A recent report from Wired claims that schools across the U.S. are facing an epidemic of false school shooting reports, resulting in police SWAT teams arriving at schools filled with startled students and educators. 92 incidents in 16 states occurred in just three weeks of September according to research by Wired.
Wired reports in an article titled “A Swatting Spree Is Terrorizing Schools Across the US,” that sixteen states have collectively suffered more than 90 false reports of school shooters during three weeks in September, with police SWAT teams arriving at the schools.
At 1:15 PM on September 15, a man who identified himself as Tom Gomez called Sangamon County Central Dispatch in Illinois to report that two gunmen had shot a dozen students at Springfield High School. According to audio of the call obtained by WIRED, the man was specific. The caller, breathing heavily, told dispatchers that he was locked inside a math classroom with other students and that the two men, both dressed in blue pants and green jackets, were killing students in the adjacent classroom: room 219.

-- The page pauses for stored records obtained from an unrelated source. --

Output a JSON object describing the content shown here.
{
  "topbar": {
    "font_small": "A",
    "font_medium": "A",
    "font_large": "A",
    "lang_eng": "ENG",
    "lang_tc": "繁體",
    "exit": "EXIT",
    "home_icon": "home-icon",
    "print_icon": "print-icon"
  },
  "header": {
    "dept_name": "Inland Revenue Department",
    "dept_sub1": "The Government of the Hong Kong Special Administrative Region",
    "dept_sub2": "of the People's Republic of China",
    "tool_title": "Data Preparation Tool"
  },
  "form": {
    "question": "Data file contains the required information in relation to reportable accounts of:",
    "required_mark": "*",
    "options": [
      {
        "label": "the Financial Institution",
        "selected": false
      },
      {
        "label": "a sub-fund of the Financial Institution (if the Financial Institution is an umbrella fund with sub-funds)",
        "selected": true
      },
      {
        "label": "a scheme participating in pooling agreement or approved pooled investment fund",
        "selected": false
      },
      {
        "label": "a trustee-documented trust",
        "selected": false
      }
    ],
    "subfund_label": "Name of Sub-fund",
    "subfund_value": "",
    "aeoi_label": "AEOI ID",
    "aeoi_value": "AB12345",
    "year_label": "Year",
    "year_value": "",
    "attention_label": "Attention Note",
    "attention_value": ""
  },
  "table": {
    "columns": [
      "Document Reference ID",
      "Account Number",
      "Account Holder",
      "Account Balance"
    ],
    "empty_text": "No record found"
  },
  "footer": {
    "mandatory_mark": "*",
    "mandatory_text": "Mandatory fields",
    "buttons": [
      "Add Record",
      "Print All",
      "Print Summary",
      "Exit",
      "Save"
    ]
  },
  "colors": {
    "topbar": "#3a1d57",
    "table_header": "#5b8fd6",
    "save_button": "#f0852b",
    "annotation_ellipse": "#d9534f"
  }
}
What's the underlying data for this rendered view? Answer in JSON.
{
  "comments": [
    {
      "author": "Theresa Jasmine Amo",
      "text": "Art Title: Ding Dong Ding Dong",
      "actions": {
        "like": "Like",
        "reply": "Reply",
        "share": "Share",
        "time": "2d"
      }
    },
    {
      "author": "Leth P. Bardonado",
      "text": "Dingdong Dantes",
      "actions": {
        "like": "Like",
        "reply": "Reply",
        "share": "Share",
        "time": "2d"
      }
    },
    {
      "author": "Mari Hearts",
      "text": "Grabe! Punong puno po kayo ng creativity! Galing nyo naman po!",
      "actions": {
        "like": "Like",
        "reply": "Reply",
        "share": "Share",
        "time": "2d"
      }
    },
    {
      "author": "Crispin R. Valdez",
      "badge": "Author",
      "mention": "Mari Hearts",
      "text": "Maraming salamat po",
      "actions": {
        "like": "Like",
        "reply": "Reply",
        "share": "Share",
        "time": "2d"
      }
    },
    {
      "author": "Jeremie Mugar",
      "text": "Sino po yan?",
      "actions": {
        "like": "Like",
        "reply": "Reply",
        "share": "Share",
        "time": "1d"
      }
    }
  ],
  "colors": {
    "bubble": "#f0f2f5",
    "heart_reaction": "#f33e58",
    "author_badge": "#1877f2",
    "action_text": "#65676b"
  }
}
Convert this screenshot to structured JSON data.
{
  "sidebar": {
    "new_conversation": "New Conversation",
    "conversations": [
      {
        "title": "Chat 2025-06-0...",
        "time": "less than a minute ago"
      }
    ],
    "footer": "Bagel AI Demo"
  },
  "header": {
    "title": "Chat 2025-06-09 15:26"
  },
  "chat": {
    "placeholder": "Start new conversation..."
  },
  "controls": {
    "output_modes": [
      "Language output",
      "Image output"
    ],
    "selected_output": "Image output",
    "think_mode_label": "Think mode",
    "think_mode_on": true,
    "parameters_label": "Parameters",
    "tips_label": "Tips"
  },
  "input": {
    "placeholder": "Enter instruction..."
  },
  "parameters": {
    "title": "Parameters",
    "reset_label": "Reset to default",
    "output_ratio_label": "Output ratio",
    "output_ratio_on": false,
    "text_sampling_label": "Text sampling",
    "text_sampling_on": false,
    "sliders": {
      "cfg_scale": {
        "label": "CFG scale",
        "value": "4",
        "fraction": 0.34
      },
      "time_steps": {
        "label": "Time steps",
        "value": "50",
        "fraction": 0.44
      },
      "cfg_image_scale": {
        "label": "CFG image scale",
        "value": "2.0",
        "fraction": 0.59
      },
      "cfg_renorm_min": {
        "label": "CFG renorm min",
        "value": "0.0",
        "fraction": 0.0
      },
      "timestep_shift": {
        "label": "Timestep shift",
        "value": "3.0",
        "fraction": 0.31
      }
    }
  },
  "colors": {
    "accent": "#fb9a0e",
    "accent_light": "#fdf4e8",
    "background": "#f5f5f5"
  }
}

Within five minutes, Springfield Police were at the high school’s second floor, descending on the room where they were told a mass murder had occurred. The problem is that, according to police records, Springfield High doesn’t have a room 219. In fact, there was no shooting at all.
The dangerous hoax call was one of more than 90 false reports of active shooter incidents at US schools made during the second half of September, WIRED found. From Lincoln High in Dallas, Texas, to Lincoln High in Des Moines, Iowa; McArthur High in Hollywood, Florida, to Hollywood High in Los Angeles, these false reports are part of a disturbing spree of recent swatting incidents that crisscross the United States. While experts who study violence at schools say that false reports of shootings inspire copycats, state and local law enforcement officials say that many of these swatting attacks seem to stem from a single person or group.
Wired compiled a list of 92 false reports in 16 states between September 13 and September 30 from local news reports, police records, and interviews with state and local officials. Many of the false reports aligned with data collected by the Educator’s School Safety Network.
At least 32 of the false reports appear to be linked to a single group or perpetrator. Of the 60 remaining calls, many were made within minutes of one another. Superintendent Drew Evans of the Minnesota Bureau of Criminal Apprehension, a statewide fusion center tracking these incidents stated: “There’s a lot of different technology that could make it appear to be a single person, but all the indications we have are that it’s either one person or a single entity.”
Read more at Wired here.
Lucas Nolan is a reporter for Breitbart News covering issues of free speech and online censorship. Follow him on Twitter @LucasNolan